The implementation of the plugin is similar to the generator but even simpler. You just need to create a node module that exports the function with the signature below:

import { DMMF } from "@prisma/generator-helper";
import { PluginOptions } from "@zenstackhq/sdk";
import { Model } from "@zenstackhq/sdk/ast";

export default async function run(
model: Model,
options: PluginOptions,
dmmf: DMMF.Document
) {
....
}

Then you can assess the attributes like:

const userModel = models.find((m) => m.name === 'User');
const userModelAttributes = userModel?.attributes;

const emailField = userModel?.fields.find((f) => f.name === 'email');
const emailFieldAttributes = emailField?.attributes;

const passwordField = userModel?.fields.find((f) => f.name === 'password');
const passwordFieldAttributes = passwordField?.attributes;

The attributes have will have the strong type defined as below:

export interface DataModelFieldAttribute extends AstNode {
readonly $container: DataModelField;
readonly $type: 'DataModelFieldAttribute';
args: Array<AttributeArg>;
decl: Reference<Attribute>;
}

Internally, ZModel is defined using the great open-source language tool Langium. So the interface is actually generated by Langium.

Overall, you can write a ZenStack plugin using a similar logic to the Prisma generator with type safety in your code and in the user’s schema file.

Bonus

have you noticed that in the entry function of ZenStack, there is also a dmmf parameter which looks familiar?

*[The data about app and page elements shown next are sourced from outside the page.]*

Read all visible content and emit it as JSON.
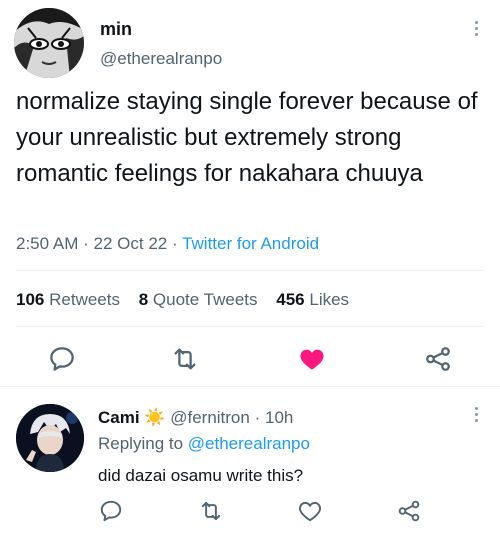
{
  "tweet": {
    "author_name": "min",
    "author_handle": "@etherealranpo",
    "text": "normalize staying single forever because of your unrealistic but extremely strong romantic feelings for nakahara chuuya",
    "time": "2:50 AM",
    "date": "22 Oct 22",
    "source": "Twitter for Android",
    "separator": "·",
    "stats": {
      "retweets_count": "106",
      "retweets_label": "Retweets",
      "quotes_count": "8",
      "quotes_label": "Quote Tweets",
      "likes_count": "456",
      "likes_label": "Likes"
    },
    "liked": true
  },
  "reply": {
    "author_name": "Cami",
    "emoji": "☀️",
    "author_handle": "@fernitron",
    "separator": "·",
    "time": "10h",
    "replying_to_label": "Replying to",
    "replying_to_handle": "@etherealranpo",
    "text": "did dazai osamu write this?"
  },
  "icons": {
    "reply": "comment-icon",
    "retweet": "retweet-icon",
    "like": "heart-icon",
    "share": "share-icon",
    "more": "more-icon"
  },
  "colors": {
    "accent": "#1d9bf0",
    "like": "#f91880",
    "secondary_text": "#536471"
  }
}
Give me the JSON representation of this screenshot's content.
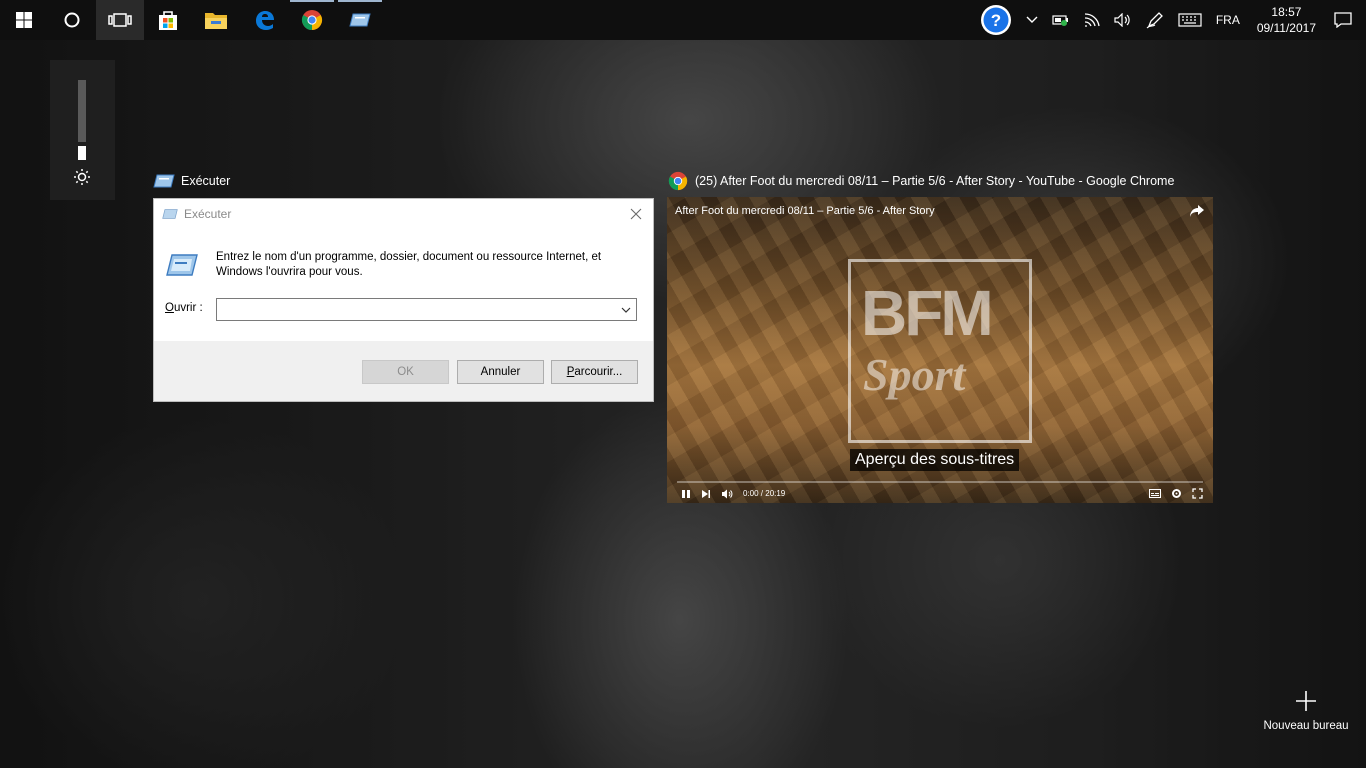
{
  "taskbar": {
    "apps": [
      {
        "name": "windows-start",
        "icon": "windows-logo-icon"
      },
      {
        "name": "cortana",
        "icon": "cortana-circle-icon"
      },
      {
        "name": "task-view",
        "icon": "task-view-icon"
      },
      {
        "name": "store",
        "icon": "store-bag-icon"
      },
      {
        "name": "file-explorer",
        "icon": "folder-icon"
      },
      {
        "name": "edge",
        "icon": "edge-icon"
      },
      {
        "name": "chrome",
        "icon": "chrome-icon"
      },
      {
        "name": "run",
        "icon": "run-icon"
      }
    ],
    "tray": {
      "language": "FRA",
      "time": "18:57",
      "date": "09/11/2017"
    }
  },
  "brightness": {
    "level": 0.2
  },
  "run_window": {
    "label": "Exécuter",
    "title": "Exécuter",
    "message": "Entrez le nom d'un programme, dossier, document ou ressource Internet, et Windows l'ouvrira pour vous.",
    "open_label_u": "O",
    "open_label_rest": "uvrir :",
    "open_value": "",
    "ok_label": "OK",
    "cancel_label": "Annuler",
    "browse_label_u": "P",
    "browse_label_rest": "arcourir..."
  },
  "chrome_window": {
    "label": "(25) After Foot du mercredi 08/11 – Partie 5/6 - After Story - YouTube - Google Chrome",
    "video_title": "After Foot du mercredi 08/11 – Partie 5/6 - After Story",
    "logo_top": "BFM",
    "logo_bottom": "Sport",
    "caption": "Aperçu des sous-titres",
    "time": "0:00 / 20:19"
  },
  "new_desktop": {
    "label": "Nouveau bureau"
  },
  "colors": {
    "taskbar_bg": "#0f0f0f",
    "running_indicator": "#9fb6cf",
    "help_blue": "#1a73e8",
    "edge_blue": "#0a78d7",
    "chrome_red": "#db4437",
    "chrome_yellow": "#f4b400",
    "chrome_green": "#0f9d58"
  }
}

Yes, it is Prisma’s AST model same as the one used in the custom generator. I guess it’s expected as ZModel is a superset of Prisma schema. But if you add the code in the plugin:

const userModel = dmmf.datamodel.models.find((m) => m.name === 'User');
console.log(`user model attribute: ${userModel?.documentation}`);

const emailField = userModel?.fields.find((f) => f.name === 'email');
console.log(`email field attribute: ${emailField?.documentation}`);

const passwordField = userModel?.fields.find((f) => f.name === 'password');
console.log(`password field attribute: ${passwordField?.documentation}`);

After running, you will see exactly the same result as in Prisma generator:

user model attribute: @@allow('create,read', true)
password field attribute: @password
@omit

Actually, if you check out your schema.prisma file generated from ZModel you will get it:

/// @@allow('create,read', true)
model User {
id String @id() @default(cuid())
name String?
/// @email
email String? @unique()
/// @password
/// @omit
password String?
}

Based on the principle of “never reinvent the wheel”, we do put a value on the existing generators that contributed by the community, like the zod-prisma and prisma-nestjs-graphql. So to make it still work, for any non-Prisma attribute, we will generate it as the triple comments in the schema.prisma file.

So the actual bonus is that you can use ZModel simply as pure prisma + syntactic custom attribute. Although ZenStack has more than that, we are still glad to see any help it could give you!

Comments
Feel free to ask questions, give feedback, or report issues.

Don't Spam


You can edit/delete your comments by going directly to the discussion, clicking on the 'comments' link below